**Task to complete:**
Lines that include "Records" make up the answer; copy all of them from the data below.

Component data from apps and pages
______________________________

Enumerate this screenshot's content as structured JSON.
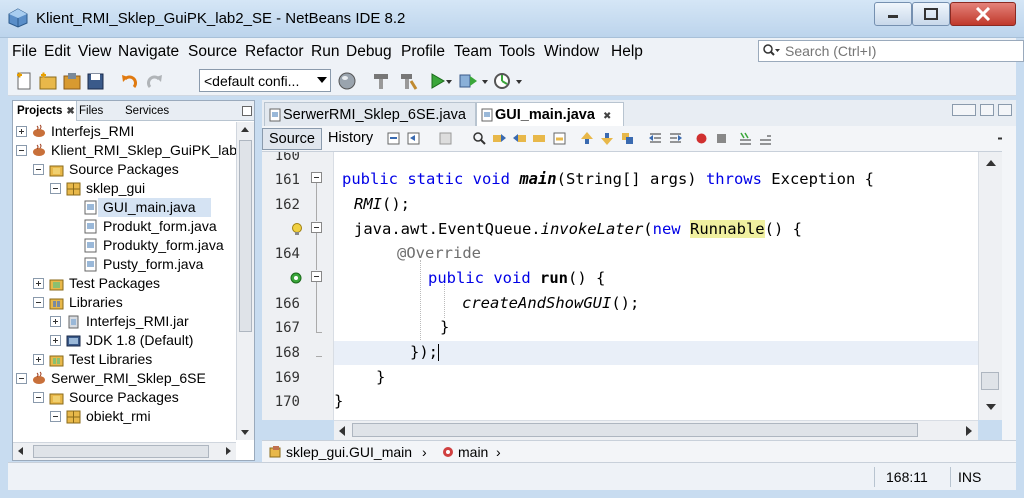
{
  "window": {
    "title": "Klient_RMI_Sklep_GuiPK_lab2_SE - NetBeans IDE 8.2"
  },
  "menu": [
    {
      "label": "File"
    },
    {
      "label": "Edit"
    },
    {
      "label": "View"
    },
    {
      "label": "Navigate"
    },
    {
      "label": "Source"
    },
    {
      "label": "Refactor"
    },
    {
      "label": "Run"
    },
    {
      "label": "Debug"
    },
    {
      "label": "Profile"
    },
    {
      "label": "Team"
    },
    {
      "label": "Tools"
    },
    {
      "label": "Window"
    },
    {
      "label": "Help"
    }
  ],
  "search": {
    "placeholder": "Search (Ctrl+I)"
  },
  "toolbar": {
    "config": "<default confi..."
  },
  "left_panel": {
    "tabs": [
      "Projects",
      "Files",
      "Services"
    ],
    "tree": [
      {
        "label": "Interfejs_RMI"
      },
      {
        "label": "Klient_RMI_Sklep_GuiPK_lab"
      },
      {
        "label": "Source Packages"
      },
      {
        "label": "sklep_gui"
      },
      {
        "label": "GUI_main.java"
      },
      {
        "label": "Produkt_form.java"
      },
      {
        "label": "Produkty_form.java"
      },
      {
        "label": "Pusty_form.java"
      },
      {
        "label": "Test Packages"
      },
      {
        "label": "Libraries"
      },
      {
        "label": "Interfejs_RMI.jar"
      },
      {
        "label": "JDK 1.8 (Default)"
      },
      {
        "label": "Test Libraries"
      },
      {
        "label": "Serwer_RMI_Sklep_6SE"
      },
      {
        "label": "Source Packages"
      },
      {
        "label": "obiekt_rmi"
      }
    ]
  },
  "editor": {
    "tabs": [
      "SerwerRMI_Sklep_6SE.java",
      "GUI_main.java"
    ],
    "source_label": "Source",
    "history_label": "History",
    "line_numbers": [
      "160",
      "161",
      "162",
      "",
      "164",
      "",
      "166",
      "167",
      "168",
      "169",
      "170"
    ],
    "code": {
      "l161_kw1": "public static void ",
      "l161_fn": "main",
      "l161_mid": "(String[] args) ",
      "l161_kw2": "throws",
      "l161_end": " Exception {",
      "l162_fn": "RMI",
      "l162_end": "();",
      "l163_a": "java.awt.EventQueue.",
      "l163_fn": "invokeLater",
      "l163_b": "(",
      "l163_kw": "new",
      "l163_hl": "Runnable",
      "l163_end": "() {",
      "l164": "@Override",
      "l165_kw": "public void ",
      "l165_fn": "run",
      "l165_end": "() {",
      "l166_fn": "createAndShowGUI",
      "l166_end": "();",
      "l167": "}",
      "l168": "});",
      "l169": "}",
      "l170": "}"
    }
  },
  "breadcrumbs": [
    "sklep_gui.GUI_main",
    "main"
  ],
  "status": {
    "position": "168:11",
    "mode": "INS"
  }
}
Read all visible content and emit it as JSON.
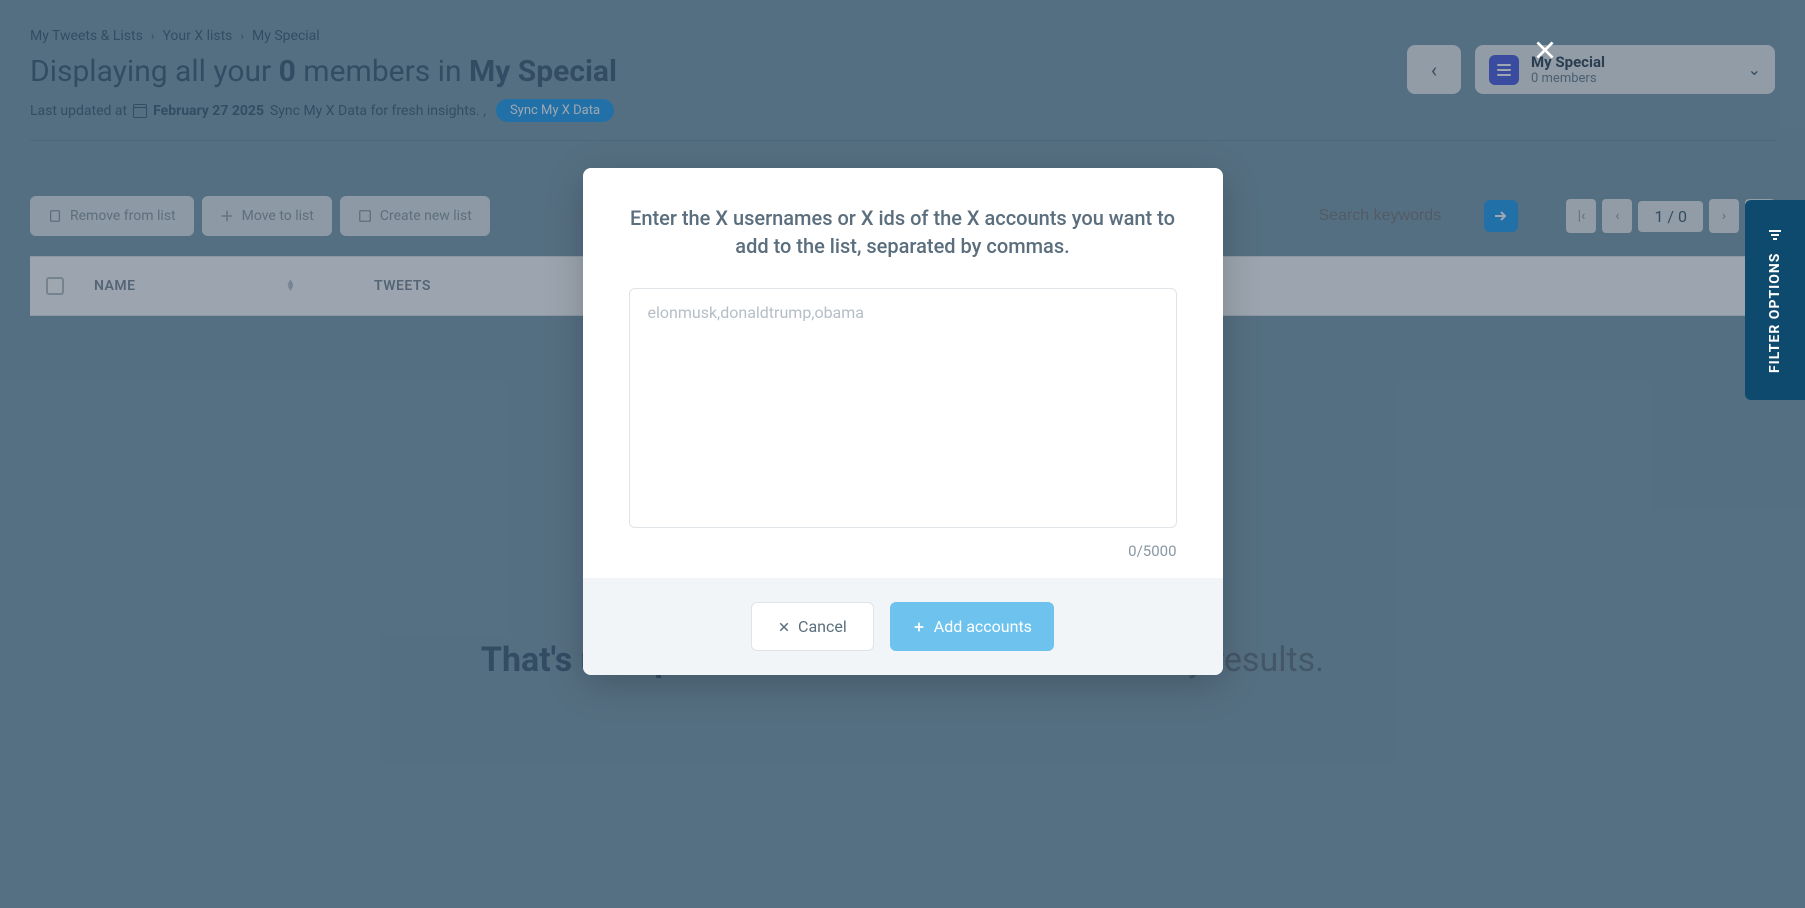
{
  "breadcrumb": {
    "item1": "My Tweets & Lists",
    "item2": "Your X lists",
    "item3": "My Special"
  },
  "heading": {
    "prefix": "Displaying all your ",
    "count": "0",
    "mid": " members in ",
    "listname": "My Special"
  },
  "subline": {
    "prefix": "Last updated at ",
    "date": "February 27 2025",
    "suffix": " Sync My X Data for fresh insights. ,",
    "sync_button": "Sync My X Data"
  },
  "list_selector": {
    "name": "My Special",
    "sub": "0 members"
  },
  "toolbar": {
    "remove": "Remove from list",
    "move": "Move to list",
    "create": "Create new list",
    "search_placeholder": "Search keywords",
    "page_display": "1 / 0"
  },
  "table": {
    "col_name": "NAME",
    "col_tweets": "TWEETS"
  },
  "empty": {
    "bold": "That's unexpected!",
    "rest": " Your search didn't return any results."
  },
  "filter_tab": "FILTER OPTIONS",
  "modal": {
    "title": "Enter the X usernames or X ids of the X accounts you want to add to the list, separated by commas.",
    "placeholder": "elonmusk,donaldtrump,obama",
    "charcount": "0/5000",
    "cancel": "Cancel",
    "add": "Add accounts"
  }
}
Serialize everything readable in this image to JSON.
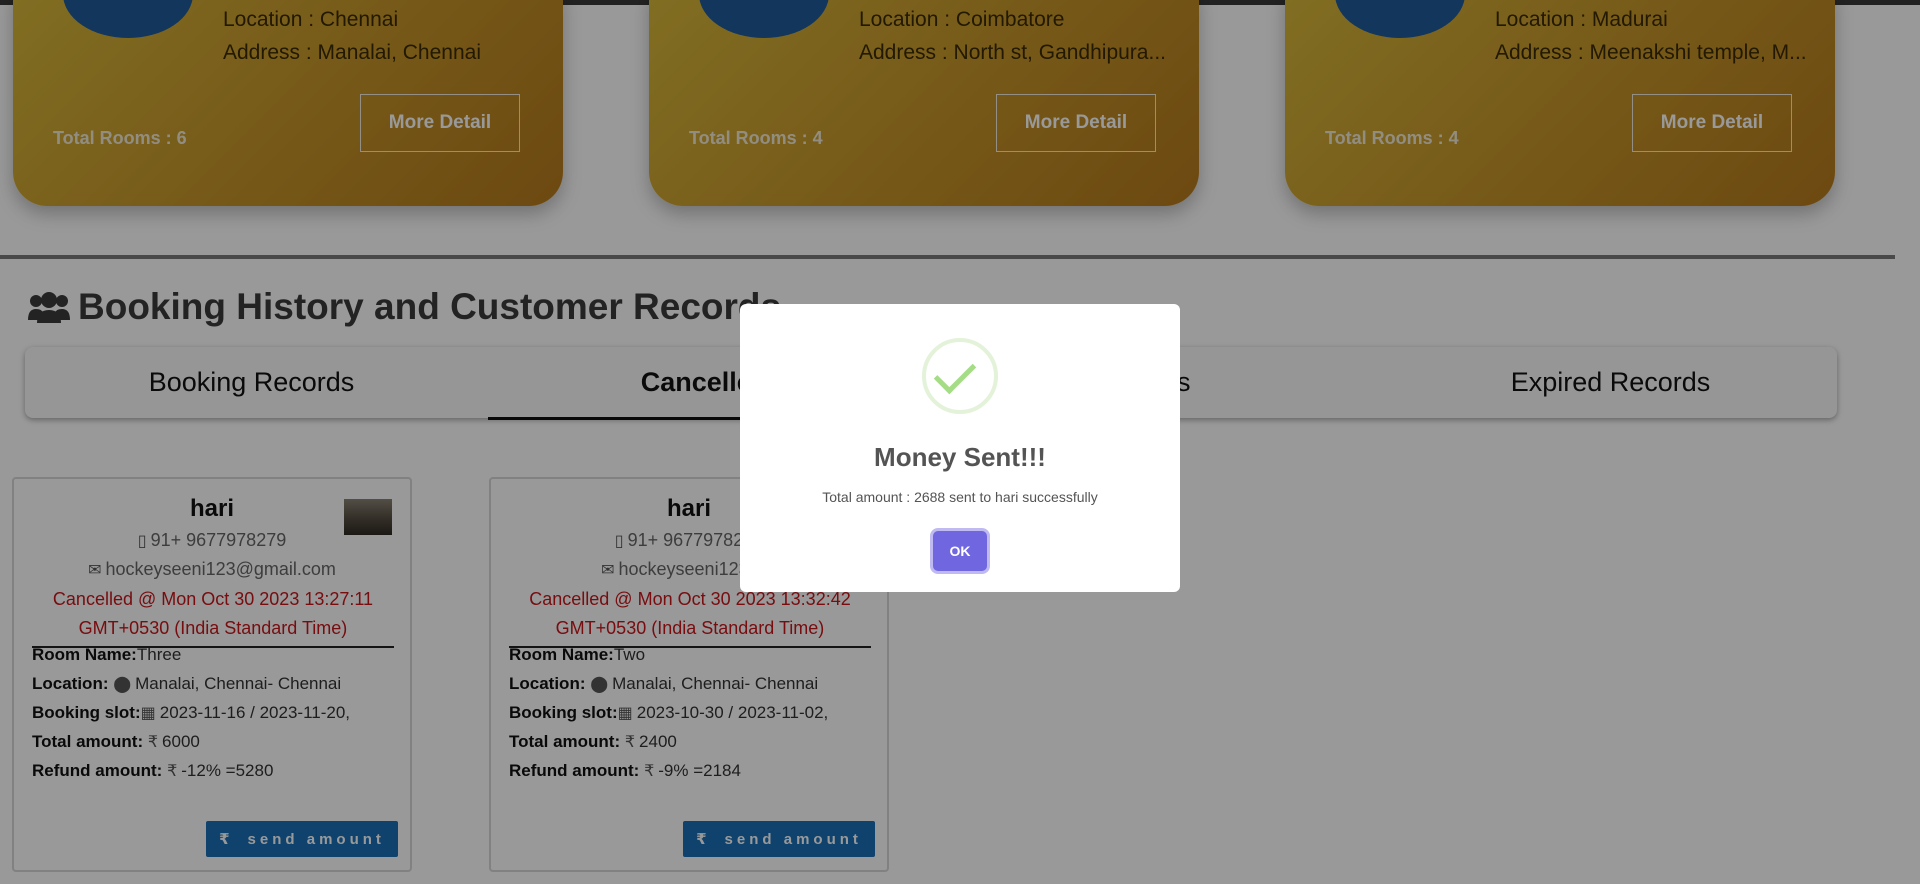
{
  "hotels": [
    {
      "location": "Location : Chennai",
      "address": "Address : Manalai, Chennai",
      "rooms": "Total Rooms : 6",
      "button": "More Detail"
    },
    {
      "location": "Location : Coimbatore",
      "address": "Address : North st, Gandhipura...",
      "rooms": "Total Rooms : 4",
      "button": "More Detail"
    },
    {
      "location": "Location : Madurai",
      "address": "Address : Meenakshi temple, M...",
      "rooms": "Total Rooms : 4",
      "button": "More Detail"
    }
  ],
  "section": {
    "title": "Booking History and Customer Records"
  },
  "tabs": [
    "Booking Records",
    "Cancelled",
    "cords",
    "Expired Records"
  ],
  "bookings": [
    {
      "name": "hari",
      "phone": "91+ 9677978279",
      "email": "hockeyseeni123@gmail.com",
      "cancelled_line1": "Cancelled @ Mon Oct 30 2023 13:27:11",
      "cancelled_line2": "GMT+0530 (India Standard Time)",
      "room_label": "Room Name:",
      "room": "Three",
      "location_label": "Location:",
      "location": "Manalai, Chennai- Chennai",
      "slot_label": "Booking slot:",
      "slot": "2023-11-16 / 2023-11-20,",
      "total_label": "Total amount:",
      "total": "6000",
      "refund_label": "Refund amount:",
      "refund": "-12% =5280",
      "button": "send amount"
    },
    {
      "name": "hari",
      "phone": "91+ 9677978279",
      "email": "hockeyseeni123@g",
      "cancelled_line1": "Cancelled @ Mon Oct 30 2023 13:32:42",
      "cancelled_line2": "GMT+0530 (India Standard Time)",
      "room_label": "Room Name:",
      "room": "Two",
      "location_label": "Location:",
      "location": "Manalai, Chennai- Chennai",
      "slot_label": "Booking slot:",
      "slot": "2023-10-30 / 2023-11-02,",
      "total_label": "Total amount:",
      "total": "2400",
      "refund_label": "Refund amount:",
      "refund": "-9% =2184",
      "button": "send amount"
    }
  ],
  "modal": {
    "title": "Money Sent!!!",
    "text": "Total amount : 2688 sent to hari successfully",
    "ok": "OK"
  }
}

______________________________

**Task result:**
    "title": "Booking History and Customer Records"
    "Booking Records",
    "Expired Records"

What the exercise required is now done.